This article was published in Australian Dictionary of Biography, Volume 16, (MUP), 2002
Frederick Michael Spafford (1918-1943), air force officer, was born on 16 June 1918 in North Adelaide, only child of James Michael Burke (d.1923), tannery foreman, and his wife Vida Muriel, née Spafford (d.1926), both South Australian born. Little evidence survives of Fred's childhood and education. On 19 September 1929 he was adopted by his maternal grandfather Frederick Blaker Spafford, a 70-year-old ironworker, and given his surname. In time, he worked as a fitter.
On 14 September 1940 Spafford enlisted in the Royal Australian Air Force. His grandfather had died on 25 March that year and Fred named his uncle Walter James Spafford (1884-1962), South Australia's director of agriculture, as his next of kin.
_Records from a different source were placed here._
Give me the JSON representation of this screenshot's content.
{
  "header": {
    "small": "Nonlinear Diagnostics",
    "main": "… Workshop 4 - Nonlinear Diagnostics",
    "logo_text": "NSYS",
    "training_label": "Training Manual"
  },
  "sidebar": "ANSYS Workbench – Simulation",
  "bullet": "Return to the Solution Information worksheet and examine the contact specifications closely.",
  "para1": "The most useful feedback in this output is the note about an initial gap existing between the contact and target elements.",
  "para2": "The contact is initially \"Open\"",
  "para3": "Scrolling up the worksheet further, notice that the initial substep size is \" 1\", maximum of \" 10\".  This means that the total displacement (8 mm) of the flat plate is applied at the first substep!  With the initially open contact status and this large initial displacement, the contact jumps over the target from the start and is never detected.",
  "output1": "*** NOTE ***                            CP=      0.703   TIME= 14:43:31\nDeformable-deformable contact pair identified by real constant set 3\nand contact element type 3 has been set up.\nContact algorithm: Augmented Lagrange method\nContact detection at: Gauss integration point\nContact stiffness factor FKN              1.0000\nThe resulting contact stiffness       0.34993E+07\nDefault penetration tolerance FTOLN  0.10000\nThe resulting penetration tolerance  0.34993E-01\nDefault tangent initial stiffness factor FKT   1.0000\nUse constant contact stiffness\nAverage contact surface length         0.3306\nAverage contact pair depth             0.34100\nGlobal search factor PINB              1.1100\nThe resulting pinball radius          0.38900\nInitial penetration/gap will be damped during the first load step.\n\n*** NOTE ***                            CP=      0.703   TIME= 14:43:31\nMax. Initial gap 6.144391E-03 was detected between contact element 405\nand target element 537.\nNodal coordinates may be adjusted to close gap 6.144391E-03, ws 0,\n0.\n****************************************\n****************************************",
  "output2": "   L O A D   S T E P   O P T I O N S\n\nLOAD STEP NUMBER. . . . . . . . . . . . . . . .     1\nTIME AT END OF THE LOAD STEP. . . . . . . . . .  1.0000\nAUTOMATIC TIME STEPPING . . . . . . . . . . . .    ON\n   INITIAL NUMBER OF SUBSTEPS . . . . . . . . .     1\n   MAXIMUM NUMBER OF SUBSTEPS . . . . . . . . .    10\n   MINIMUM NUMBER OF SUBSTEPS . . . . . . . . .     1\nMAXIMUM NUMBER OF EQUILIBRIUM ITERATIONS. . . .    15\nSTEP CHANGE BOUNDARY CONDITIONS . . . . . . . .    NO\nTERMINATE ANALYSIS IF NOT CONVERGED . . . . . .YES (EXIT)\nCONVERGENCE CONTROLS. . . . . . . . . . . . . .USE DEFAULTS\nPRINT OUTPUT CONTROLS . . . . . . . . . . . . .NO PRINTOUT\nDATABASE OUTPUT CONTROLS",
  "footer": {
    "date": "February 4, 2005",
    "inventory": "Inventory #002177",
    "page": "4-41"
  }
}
After training in wireless at Ballarat, Victoria, and in air gunnery at Evans Head, New South Wales, he arrived in England, under the Empire Air Training Scheme, in August 1941 as a sergeant air gunner.
Sent to No.5 Bomber Group, Royal Air Force, in the East Midlands, Spafford spent short periods with a number of units. In May 1942 he was posted to No.50 Squadron, R.A.F., with which he flew in Manchesters and later Lancasters as a specialist bomb-aimer. The four-engined Lancaster bomber became the principal weapon in Britain's air offensive against Germany by night. Following fifteen sorties, Spafford was awarded the Distinguished Flying Medal in October for his skill and 'praiseworthy example'. He was commissioned in January 1943. Having survived his tour of thirty operations, he could have expected a respite from combat, but in March he was invited to join an elite R.A.F. squadron, No.617, being formed for a special mission against dams in the Ruhr and Weser valleys. (Sir) Barnes Wallis had designed a new type of mine or 'bouncing bomb' able to skip over defensive torpedo-nets and explode at depth against the wall of a dam.
On the night of 16 May Spafford flew with Wing Commander Guy Gibson, who led a formation of nineteen Lancasters in attacks on the Mohne, Eder and Sorpe dams. Bombs had to be released at the dangerously low height of 60 ft (18 m) at a set speed, line and distance from the wall of each targeted dam. Gibson regarded Spafford (whose nickname was 'Spam') as 'the best bomb-aimer there is'. The Mohne and Eder dams were successfully breached, flooding a large stretch of country. The daring and spectacular 'Dam Buster' raid was acclaimed as a triumph, boosting allied morale. Interviewed by the press and on the radio, Spafford described the secrecy and hazards of No.617's training for low-level flying, the elaborate briefings, and the attack which was carried out in bright moonlight against enemy fire. Gibson was awarded the Victoria Cross and, among the other decorations presented at Buckingham Palace, Spafford received the Distinguished Flying Cross. Five ft 8½ ins (174 cm) tall, stockily built and square shouldered, with a fair complexion, hazel eyes and brown hair, he had an open face and wore his cap at a rakish angle. Crew mates spoke of his nonchalance in the face of danger.
Despite high losses in the dams raid—nine of the Lancasters which had set out did not return—No.617 Squadron was kept in commission for similar tasks. On the night of 15/16 September 1943 the British attacked the Dortmund-Ems Canal, using substantially the same tactics. In patchy fog and poor visibility, and against alert defences, five of the eight attacking aircraft were shot down. Hit by flak, Spafford's plane caught fire, crashed, and blew apart on the ground. There were no survivors. Spafford was posthumously promoted flying officer.
Eric Fry, 'Spafford, Frederick Michael (1918–1943)', Australian Dictionary of Biography, National Centre of Biography, Australian National University, http://adb.anu.edu.au/biography/spafford-frederick-michael-11737/text20985, published first in hardcopy 2002, accessed online 1 April 2015.
This article was first published in hardcopy in Australian Dictionary of Biography, Volume 16, (MUP), 2002